__ACTIVITY__
The word to look for is "data". Report every line of the entries below that has it.
** EXERCISE INPUTS follows **
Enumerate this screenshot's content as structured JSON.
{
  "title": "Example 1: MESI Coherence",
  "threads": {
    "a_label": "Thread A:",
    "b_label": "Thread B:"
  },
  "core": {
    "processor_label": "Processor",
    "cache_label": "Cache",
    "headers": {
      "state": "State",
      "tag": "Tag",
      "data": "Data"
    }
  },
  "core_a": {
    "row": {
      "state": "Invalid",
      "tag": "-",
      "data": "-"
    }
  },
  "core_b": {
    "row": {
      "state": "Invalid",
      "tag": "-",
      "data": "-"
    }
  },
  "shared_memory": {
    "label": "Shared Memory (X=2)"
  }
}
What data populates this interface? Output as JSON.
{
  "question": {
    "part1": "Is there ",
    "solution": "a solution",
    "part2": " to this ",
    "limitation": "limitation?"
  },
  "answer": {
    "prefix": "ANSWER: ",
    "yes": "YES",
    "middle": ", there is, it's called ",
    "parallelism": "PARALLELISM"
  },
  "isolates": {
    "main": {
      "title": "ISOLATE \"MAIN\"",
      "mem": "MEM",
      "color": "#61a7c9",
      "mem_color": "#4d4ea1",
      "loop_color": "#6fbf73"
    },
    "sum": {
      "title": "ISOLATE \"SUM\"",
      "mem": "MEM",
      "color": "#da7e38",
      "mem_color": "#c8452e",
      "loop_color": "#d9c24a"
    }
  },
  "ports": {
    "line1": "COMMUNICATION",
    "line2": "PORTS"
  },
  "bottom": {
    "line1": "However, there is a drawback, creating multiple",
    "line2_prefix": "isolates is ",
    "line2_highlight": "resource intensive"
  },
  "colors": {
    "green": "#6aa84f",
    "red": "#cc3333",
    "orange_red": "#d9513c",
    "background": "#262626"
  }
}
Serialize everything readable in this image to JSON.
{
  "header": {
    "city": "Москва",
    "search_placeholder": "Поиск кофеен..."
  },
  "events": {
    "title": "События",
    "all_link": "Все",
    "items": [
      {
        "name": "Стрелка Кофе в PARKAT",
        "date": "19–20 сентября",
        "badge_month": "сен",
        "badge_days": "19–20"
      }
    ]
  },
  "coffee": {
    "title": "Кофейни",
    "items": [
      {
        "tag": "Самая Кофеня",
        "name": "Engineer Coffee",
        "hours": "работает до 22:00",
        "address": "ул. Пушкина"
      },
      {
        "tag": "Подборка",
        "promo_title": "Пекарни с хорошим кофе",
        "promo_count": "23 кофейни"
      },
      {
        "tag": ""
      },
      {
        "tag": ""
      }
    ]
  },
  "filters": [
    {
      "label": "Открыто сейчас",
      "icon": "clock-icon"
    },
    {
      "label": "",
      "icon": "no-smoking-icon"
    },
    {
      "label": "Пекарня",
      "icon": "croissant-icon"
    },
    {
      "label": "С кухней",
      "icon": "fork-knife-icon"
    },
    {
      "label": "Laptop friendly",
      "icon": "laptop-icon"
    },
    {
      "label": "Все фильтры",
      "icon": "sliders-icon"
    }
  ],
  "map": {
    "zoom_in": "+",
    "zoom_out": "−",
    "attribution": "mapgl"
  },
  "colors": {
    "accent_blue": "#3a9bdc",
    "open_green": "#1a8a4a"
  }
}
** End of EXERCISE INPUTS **
__TASK RESULT__
      "data": "Data"
      "data": "-"
      "data": "-"
What data populates this interface? Output as JSON.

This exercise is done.